DIRECTIONS FOR THIS TASK: Output every record word for word, minus the pictures.

(Data about app and page elements)

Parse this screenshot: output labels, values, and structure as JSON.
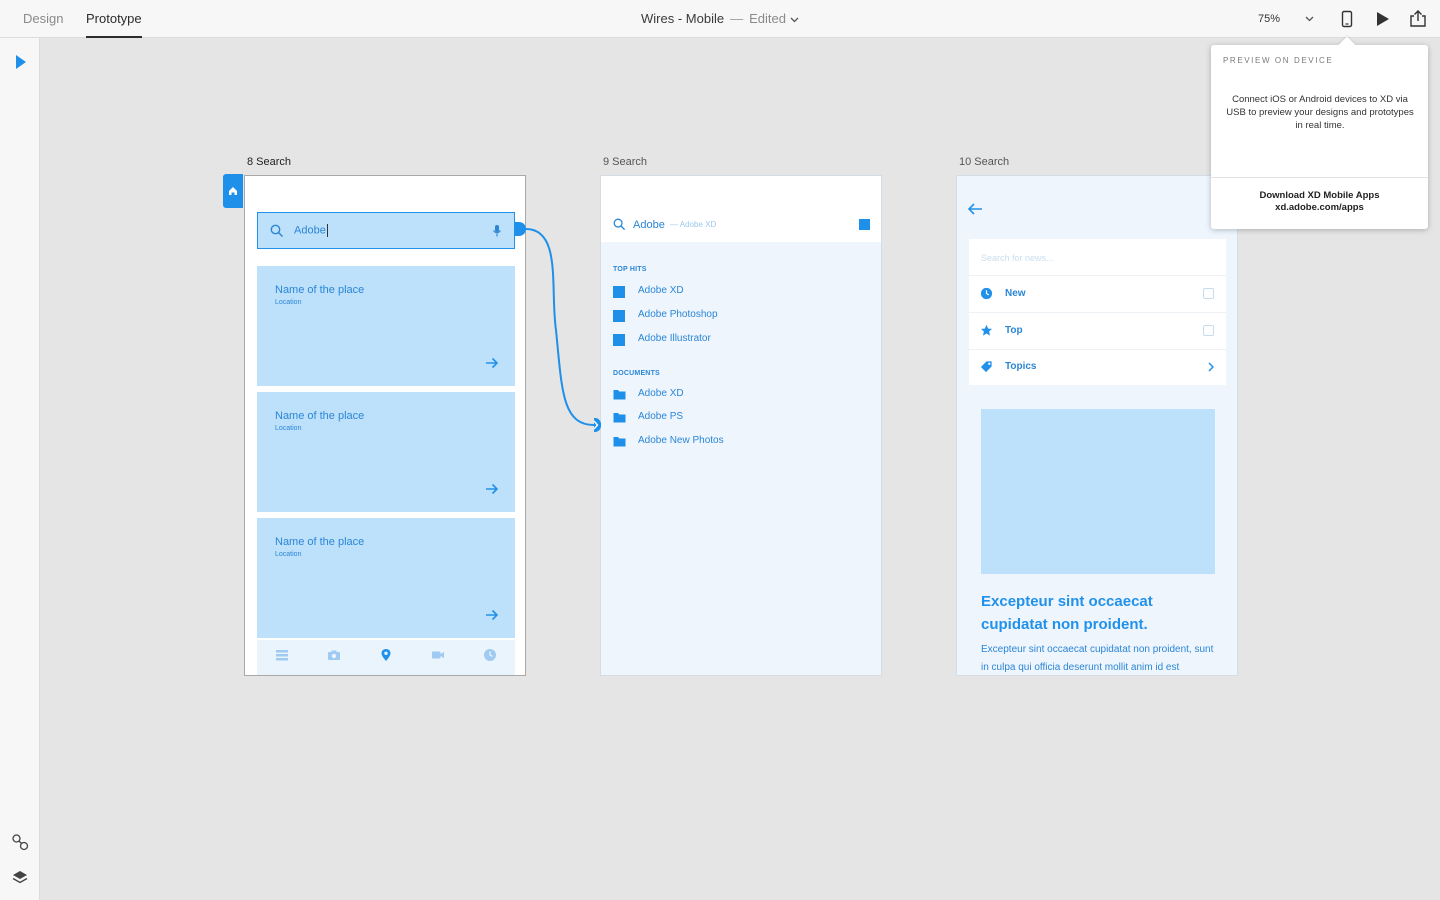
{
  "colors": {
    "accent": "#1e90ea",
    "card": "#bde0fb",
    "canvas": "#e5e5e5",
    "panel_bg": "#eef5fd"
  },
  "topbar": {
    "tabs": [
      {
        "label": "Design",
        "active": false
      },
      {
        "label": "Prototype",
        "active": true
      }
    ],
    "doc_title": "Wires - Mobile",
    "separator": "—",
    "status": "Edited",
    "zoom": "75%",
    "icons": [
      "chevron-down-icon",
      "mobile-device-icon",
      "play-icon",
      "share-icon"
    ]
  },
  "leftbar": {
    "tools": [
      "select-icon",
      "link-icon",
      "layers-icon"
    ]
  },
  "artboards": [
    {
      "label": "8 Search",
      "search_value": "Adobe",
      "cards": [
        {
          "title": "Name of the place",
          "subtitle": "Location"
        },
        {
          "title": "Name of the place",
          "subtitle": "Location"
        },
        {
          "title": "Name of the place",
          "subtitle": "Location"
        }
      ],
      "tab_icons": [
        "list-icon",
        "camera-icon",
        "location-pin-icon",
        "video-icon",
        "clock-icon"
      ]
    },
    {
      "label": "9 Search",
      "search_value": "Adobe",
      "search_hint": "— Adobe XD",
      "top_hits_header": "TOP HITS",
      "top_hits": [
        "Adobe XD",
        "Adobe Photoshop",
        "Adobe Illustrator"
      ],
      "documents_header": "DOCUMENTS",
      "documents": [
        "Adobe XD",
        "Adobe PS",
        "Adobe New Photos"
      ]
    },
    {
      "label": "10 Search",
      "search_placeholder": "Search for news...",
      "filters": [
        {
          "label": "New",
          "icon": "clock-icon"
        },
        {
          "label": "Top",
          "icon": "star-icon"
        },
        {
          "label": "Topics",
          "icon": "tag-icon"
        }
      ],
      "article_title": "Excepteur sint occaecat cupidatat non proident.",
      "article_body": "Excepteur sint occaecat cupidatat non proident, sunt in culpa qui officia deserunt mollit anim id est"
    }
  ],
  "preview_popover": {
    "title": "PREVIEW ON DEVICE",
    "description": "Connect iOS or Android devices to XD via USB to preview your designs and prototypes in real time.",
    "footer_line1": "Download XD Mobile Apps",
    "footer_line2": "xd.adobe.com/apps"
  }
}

ANSWER TO THE PROBLEM:
Parse this screenshot: output labels, values, and structure as JSON.
{
  "colors": {
    "accent": "#1e90ea",
    "card": "#bde0fb",
    "canvas": "#e5e5e5",
    "panel_bg": "#eef5fd"
  },
  "topbar": {
    "tabs": [
      {
        "label": "Design",
        "active": false
      },
      {
        "label": "Prototype",
        "active": true
      }
    ],
    "doc_title": "Wires - Mobile",
    "separator": "—",
    "status": "Edited",
    "zoom": "75%",
    "icons": [
      "chevron-down-icon",
      "mobile-device-icon",
      "play-icon",
      "share-icon"
    ]
  },
  "leftbar": {
    "tools": [
      "select-icon",
      "link-icon",
      "layers-icon"
    ]
  },
  "artboards": [
    {
      "label": "8 Search",
      "search_value": "Adobe",
      "cards": [
        {
          "title": "Name of the place",
          "subtitle": "Location"
        },
        {
          "title": "Name of the place",
          "subtitle": "Location"
        },
        {
          "title": "Name of the place",
          "subtitle": "Location"
        }
      ],
      "tab_icons": [
        "list-icon",
        "camera-icon",
        "location-pin-icon",
        "video-icon",
        "clock-icon"
      ]
    },
    {
      "label": "9 Search",
      "search_value": "Adobe",
      "search_hint": "— Adobe XD",
      "top_hits_header": "TOP HITS",
      "top_hits": [
        "Adobe XD",
        "Adobe Photoshop",
        "Adobe Illustrator"
      ],
      "documents_header": "DOCUMENTS",
      "documents": [
        "Adobe XD",
        "Adobe PS",
        "Adobe New Photos"
      ]
    },
    {
      "label": "10 Search",
      "search_placeholder": "Search for news...",
      "filters": [
        {
          "label": "New",
          "icon": "clock-icon"
        },
        {
          "label": "Top",
          "icon": "star-icon"
        },
        {
          "label": "Topics",
          "icon": "tag-icon"
        }
      ],
      "article_title": "Excepteur sint occaecat cupidatat non proident.",
      "article_body": "Excepteur sint occaecat cupidatat non proident, sunt in culpa qui officia deserunt mollit anim id est"
    }
  ],
  "preview_popover": {
    "title": "PREVIEW ON DEVICE",
    "description": "Connect iOS or Android devices to XD via USB to preview your designs and prototypes in real time.",
    "footer_line1": "Download XD Mobile Apps",
    "footer_line2": "xd.adobe.com/apps"
  }
}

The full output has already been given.